8.55am – Just before school gates shut, son waves goodbye and runs past Head Mistress with Privet in his hair.

9am – Essential food shopping. Get distracted by non essential shopping. Get talking to friendly mum I know from school run. We both buy a jug we don’t need.

10am – Home to make my list. Do not make my list but spend 2 hours on Social Media Networks. Some of it productive. A lot not. But I have seen some engaging pictures of disastrous weddings and a Meerkat that looks like Nigel Farage.

Lunch. Each mouthful tastes like sand. I truly hate myself.

1pm – I make a list. That feels very good. I put the kettle on to celebrate.

2pm – 3pm – I work. Hard and productively.

3.10pm – Flying out of the door, I am determined not to be late for son’s school pick up.

Son is pleased to see me. I am not late. I have done some work. I am ok. I can do more when we get home and we neither of us care I have Privet in my hair.

So, to avoid sailing one’s rickety craft towards Self Loathing Island, here is my rough guide to a smooth passage and productivity on a daily basis.

1/ Proportion off your day.
Write this stuff down. Holding a piece of paper with your tasks and your responsibilities outlined in your own writing, honestly has a calming effect. Then, when you have achieved one of these things, you get to tick it off and feel a sense of personal achievement.

2/ Be Flexible.
Some of the day is child related, some work. Sometimes work has to over lap child duties. That’s why DVD’s were invented. I used to feel guilty about letting my son watch a programme, or play Super Mario on the laptop while I beavered away on my computer, but not any more. I have to be flexible in my work/mum rota, otherwise I will snap and that only serves my Osteopath.

3/ Tea is good.
Take a break regularly through the day.

4/ Do watch the clock.
Apply a rough time frame to each task and try to stick to it. Leave enough time to get from A to B if you have to leave your desk.

5/ Leave your work in a good place so you can come back to it without dread and the threat of distraction.

6/ Ease up on yourself.
You can do a lot if you stick to a time frame and an achievable number of tasks in the day.

7/ Only manageable bite-sized chunks of Social Media Time is allowed.

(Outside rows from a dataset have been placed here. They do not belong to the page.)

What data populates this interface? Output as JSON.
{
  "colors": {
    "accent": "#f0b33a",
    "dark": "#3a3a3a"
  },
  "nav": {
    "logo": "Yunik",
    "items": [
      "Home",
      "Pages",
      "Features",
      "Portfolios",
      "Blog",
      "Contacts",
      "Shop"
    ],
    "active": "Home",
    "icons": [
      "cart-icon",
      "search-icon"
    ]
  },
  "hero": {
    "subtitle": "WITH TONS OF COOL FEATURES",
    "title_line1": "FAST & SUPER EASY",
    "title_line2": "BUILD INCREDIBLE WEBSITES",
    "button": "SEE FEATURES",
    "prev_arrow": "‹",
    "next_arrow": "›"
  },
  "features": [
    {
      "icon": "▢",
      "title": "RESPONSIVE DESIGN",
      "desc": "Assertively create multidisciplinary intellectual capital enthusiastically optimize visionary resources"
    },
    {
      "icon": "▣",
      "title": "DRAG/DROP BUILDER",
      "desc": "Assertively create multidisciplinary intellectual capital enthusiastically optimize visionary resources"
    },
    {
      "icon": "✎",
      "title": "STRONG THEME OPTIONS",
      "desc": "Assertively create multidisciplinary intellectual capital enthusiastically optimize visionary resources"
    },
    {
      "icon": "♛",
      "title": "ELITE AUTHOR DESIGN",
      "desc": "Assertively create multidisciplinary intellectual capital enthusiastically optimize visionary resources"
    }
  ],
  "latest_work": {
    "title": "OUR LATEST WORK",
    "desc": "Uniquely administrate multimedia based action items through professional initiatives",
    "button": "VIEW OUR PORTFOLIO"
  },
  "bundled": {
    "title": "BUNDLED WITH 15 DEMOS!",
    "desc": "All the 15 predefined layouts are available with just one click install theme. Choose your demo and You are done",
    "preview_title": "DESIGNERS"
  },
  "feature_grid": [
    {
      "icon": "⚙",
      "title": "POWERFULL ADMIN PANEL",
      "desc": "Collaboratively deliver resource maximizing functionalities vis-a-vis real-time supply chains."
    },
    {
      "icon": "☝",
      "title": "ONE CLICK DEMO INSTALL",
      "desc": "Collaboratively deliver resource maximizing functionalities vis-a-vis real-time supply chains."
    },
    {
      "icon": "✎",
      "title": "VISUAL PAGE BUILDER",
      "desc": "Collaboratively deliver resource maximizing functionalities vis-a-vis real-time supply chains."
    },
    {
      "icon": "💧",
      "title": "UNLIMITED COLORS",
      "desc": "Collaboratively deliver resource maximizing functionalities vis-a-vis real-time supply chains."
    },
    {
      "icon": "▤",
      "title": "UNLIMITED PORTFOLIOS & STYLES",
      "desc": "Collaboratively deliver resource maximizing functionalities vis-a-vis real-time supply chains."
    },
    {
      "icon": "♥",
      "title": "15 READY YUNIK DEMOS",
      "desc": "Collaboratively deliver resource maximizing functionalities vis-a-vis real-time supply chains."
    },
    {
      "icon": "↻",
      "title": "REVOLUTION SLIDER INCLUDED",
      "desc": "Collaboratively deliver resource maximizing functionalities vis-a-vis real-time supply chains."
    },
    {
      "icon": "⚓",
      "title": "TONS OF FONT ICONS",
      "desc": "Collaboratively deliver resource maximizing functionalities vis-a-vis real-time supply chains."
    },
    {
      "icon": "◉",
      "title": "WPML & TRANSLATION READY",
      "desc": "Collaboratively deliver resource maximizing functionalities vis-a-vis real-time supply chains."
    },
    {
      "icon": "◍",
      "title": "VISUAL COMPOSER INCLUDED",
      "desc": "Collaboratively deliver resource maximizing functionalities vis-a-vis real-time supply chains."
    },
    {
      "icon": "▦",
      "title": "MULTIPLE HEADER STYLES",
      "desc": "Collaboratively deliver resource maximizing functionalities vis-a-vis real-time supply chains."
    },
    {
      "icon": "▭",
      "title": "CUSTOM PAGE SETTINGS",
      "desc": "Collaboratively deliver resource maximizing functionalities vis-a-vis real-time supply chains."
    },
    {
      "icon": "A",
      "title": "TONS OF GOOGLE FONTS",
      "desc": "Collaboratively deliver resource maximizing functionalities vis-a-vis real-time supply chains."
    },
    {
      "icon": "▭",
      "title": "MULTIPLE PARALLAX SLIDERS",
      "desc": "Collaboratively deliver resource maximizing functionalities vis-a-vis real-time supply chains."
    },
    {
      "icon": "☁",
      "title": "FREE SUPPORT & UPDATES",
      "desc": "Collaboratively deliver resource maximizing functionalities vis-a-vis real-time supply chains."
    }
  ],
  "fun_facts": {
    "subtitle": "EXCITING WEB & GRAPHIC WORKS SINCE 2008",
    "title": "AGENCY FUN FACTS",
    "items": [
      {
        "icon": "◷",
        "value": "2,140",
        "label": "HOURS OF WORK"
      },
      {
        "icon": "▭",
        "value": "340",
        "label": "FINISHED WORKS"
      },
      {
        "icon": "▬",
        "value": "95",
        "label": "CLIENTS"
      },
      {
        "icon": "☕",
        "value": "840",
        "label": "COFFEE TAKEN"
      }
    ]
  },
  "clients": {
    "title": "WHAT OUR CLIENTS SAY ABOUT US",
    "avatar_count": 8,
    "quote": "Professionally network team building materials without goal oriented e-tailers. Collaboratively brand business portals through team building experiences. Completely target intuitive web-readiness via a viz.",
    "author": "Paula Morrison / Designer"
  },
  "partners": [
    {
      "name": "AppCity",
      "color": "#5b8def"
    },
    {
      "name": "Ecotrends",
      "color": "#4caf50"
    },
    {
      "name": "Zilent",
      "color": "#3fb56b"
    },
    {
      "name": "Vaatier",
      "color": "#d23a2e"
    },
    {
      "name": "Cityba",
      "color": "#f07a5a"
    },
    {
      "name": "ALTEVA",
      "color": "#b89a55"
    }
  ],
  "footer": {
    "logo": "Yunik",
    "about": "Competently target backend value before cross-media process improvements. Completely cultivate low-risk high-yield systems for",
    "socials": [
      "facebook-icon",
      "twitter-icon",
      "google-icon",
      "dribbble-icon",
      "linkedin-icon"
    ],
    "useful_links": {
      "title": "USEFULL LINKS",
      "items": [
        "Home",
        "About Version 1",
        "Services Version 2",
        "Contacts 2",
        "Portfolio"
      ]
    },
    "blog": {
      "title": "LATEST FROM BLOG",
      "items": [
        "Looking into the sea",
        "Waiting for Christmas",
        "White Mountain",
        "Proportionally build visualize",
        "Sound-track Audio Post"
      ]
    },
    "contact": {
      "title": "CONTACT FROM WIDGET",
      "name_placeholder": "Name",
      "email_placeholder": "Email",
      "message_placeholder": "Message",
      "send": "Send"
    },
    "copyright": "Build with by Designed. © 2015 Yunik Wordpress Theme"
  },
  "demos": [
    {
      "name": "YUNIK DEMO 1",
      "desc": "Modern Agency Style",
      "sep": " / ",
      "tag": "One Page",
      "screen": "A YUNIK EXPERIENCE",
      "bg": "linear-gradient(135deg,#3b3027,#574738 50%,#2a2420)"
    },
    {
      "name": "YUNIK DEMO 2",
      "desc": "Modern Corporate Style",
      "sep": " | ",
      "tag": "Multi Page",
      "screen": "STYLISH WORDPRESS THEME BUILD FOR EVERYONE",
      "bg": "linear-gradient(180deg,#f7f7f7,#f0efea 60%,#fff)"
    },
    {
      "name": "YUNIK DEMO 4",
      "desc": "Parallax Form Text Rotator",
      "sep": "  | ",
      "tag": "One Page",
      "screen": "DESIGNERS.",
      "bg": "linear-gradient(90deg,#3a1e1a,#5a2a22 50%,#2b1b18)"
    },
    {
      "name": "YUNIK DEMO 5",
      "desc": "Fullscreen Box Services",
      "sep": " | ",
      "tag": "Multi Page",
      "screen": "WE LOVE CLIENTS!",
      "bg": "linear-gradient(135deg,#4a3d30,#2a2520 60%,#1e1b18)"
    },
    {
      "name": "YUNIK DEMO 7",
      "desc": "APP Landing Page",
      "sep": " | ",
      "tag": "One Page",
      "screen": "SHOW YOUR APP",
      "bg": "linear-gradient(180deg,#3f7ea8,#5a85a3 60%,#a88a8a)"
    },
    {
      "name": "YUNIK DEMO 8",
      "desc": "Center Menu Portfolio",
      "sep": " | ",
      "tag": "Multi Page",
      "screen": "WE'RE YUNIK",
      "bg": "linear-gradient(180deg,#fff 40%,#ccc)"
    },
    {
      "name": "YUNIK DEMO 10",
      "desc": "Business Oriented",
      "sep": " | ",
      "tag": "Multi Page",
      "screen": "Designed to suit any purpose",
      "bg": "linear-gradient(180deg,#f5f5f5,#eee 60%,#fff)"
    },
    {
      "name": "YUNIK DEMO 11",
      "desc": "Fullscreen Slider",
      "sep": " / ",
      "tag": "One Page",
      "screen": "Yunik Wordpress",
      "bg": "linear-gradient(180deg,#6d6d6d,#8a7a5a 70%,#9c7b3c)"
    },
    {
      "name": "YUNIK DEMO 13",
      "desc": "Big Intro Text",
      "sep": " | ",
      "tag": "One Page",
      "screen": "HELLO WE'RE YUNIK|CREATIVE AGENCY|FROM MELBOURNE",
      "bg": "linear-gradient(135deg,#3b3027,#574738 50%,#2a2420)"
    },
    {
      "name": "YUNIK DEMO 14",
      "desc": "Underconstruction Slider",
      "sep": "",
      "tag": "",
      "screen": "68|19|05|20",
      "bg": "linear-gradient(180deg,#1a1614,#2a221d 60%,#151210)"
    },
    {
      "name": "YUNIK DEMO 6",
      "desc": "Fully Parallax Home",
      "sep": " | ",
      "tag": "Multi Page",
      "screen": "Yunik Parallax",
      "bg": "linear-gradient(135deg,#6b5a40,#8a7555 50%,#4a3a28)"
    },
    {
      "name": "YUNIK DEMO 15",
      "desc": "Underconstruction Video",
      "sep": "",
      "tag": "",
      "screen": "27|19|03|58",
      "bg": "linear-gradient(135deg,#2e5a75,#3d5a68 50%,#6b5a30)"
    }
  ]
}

I encourage my writer clients and members of my writer’s group on Facebook Script Advice Writer’s Room; to use Social Media to get in touch and stay in touch with like-minded types and those actually working in the industry. But do this in very strict time allocated bursts either throughout the day (to mix things up a little) or in sections of time in the morning or the afternoon. Never over do the internet trawling thing. It literally eats your time. You will be cast away on that flippin’ island before you know it.

Sizzle or Substance? Creativity v Commercialism in Series Television Drama – is my session for the London Screenwriters’ Festival in October. I would love to see you there. Come and hear me, Waking the Dead creator and Bafta winning writer Barbara Machin and Executive Producer of Holby City Simon Harper talk all things story related for series television.

My book, Writing for Television, Series, Serials and Soaps is getting five star reviews and lots of nice comments on Amazon and Twitter. Follow me there and buy your copy here